In the world of website design it is crucial to keep on top of the latest trends so that a website does not look outdated. In this day and age users expect websites to look modern and provide a good user experience. Keeping up with current design patterns will help keep visitors on a website.
One trend which seems to be making a comeback is the use of dark mode. This is a computer user interface design technique where light text and icons are placed onto a dark background. We have taken a look into why dark mode is becoming more popular and explored the possibility of dark mode being here to stay.
Research published in 2013 by psychologists Cosima Piepenbrock and Susanne Mayr concluded that “In an ageing society, age-related vision changes need to be considered when designing digital displays. Visual acuity testing and a proofreading task revealed a positive polarity advantage for younger and older adults. Dark characters on light background lead to better legibility and are strongly recommended independent of observer's age.”
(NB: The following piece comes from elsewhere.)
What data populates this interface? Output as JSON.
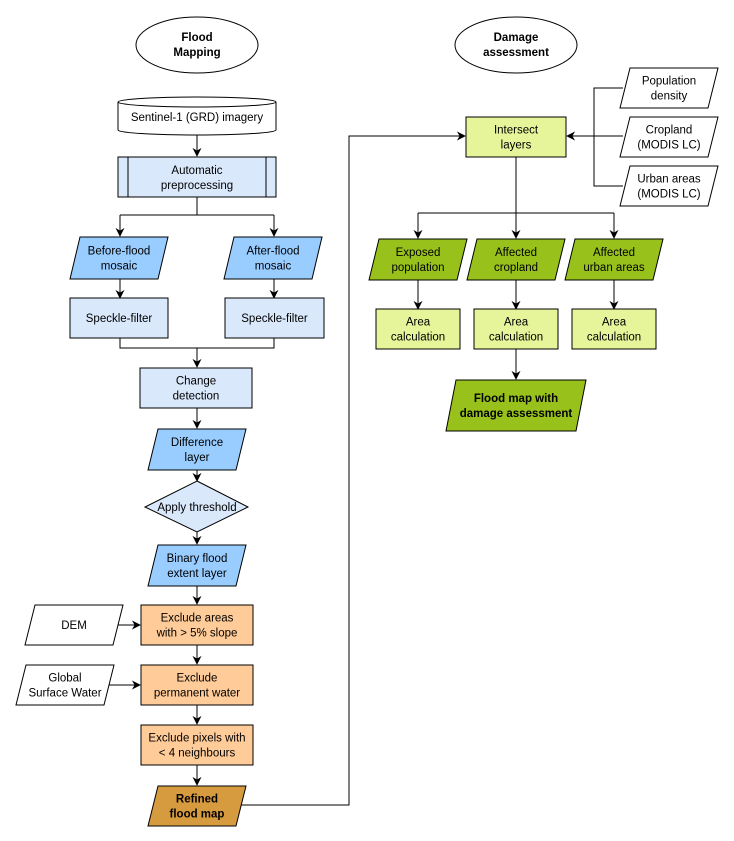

The research conducted by the Sensory Perception and Interaction Research Group, at University of British Columbia has been used several times in discussions about this topic. It was cited by Gizmodo in 2014 and the research determined that: “People with astigmatism (approximately 50% of the population) find it harder to read white text on black than black text on white. Part of this has to do with light levels: with a bright display (white background) the iris closes a bit more, decreasing the effect of the “deformed” lens; with a dark display (black background) the iris opens to receive more light and the deformation of the lens creates a much fuzzier focus at the eye.”
The fuzzy experience they talk about is related to Halation which occurs when light spreads past a certain boundary, creating a foggy or blurry appearance. While it might be easier to look at a dark screen, rather than a glaring bright one, using a dark screen causes our pupils to dilate more in order to take in information. This is why Halation happens.
On the other hand, A scientific report dubbed "Reading and Myopia: Contrast Polarity Matters", conducted by Andrea C. Aleman, Min Wang, and Frank Schaeffel comes to the conclusion that dark mode is considerably less harmful to your vision in the long run than light mode.
While the Science mainly seems to guide designers and users to stay away from dark mode, there must be some positives for it in order for it be seen as a design trend to keep an eye on.
Reasons to use dark mode
- Improved sleep: Bright screens are known to cause severe digital eye strain in low light conditions and can also suppress melatonin production, which can impede our sleep. With many people spending on average 11 hours a day in front of a screen, being able to use dark mode could help with dry and itchy eyes which can stop people from falling asleep.
- Saves on battery: Previously high-tech firms such as Android have talked about how dark mode can prolong battery life. They announced that maximum white ate up six times the battery power as maximum black.
Overall there are a couple of reasons why having a dark mode of a version is useful. On the practical side it reduces strain levels on the eyes, while aesthetically it can produce an ultra-modern presentation. Take a look at why this is becoming a website design trend here.
While there are certain occasions where using dark mode could be appropriate, it is still strongly apparent that the use of the traditional light mode should be used most of the time. This is illustrated when it comes to user experience, as the science states that light mode is more accessible, and therefore will provide users with content which they can read and understand with greater ease.